Packet size limit:   file hdr: 65535 bytes
Number of packets:   1000000
File size:           189073212 bytes
Data size:           173073188 bytes
Capture duration:    2 seconds
Start time:          Fri Jul  5 16:35:04 2013
End time:            Fri Jul  5 16:35:07 2013
Data byte rate:      69839025.27 bytes/sec
Data bit rate:       558712202.18 bits/sec
Average packet size: 173.07 bytes
Average packet rate: 403523.08 packets/sec
SHA1:                34d758e6445061855ca4397729098f469f411fe3
RIPEMD160:           14f430231fc2962cd86ddb8edb8daf75a5d07af8
MD5:                 5893809fb02d1a20997629a9a501842b
Strict time order:   False

Pay attention to the Data bit rate.


What might help here is if someone could edit the original script above instead of capturing 2000 packets and dropping the rest, to capture all packets for a duration of lets say 5 seconds when the threshold hits.

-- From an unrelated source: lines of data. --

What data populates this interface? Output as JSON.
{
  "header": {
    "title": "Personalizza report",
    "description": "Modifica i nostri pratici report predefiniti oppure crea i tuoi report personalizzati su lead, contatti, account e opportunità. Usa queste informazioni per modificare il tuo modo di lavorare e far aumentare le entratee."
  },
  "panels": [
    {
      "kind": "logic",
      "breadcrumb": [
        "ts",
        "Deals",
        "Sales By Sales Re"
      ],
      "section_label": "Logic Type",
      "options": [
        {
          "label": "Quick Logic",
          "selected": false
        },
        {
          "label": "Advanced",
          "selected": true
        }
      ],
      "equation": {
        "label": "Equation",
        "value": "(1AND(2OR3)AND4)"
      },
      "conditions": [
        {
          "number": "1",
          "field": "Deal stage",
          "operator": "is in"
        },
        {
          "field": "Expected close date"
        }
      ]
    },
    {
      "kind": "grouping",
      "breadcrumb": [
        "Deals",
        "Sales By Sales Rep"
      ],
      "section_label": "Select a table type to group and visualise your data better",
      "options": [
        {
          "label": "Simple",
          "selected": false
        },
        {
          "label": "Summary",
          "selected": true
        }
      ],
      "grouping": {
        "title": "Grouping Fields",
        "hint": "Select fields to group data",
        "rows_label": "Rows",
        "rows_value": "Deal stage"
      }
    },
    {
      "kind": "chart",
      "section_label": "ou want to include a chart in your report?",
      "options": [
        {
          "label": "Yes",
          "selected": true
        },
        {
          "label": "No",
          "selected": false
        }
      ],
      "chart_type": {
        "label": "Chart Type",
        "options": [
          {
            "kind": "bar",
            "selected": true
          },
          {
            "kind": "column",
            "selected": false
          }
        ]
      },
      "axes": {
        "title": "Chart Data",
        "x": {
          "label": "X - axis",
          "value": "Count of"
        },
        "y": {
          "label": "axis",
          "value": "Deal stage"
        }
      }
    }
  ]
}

How about this:

tcpdump -n -s0 -w $dumpdir/dump.`date +"%Y%m%d-%H%M%S"`.cap &
sleep 5 && pkill -HUP -f /usr/sbin/tcpdump
share|improve this answer
    
Thank you and that data bit rate would be the overall rate of all the packets? –  Asad Moeen Jul 10 '13 at 7:43
    
Yes, it is the overall. –  quanta Jul 10 '13 at 8:48
    
Okay I've tried this and noticed a bit of an issue. The script I used above captures packets when threshold is greater than 5mb/s so now when I run capinfo on most of my cap files, I see the duration part of about "40-60 seconds" on each of the files while I believe the attack only existed for a mere 10-15 seconds. So the data-bit rate for almost all the files is around 0.2 to 0.5mb/s which is even lower than the above script's threshold. It may have to do with the capture duration so it averaged the number. –  Asad Moeen Jul 10 '13 at 8:52
    
Edit your original question and show us an example result. –  quanta Jul 10 '13 at 8:54
    
Updated in the original question. –  Asad Moeen Jul 10 '13 at 9:54

Your Answer

 
discard

By posting your answer, you agree to the privacy policy and terms of service.

Not the answer you're looking for? Browse other questions tagged or ask your own question.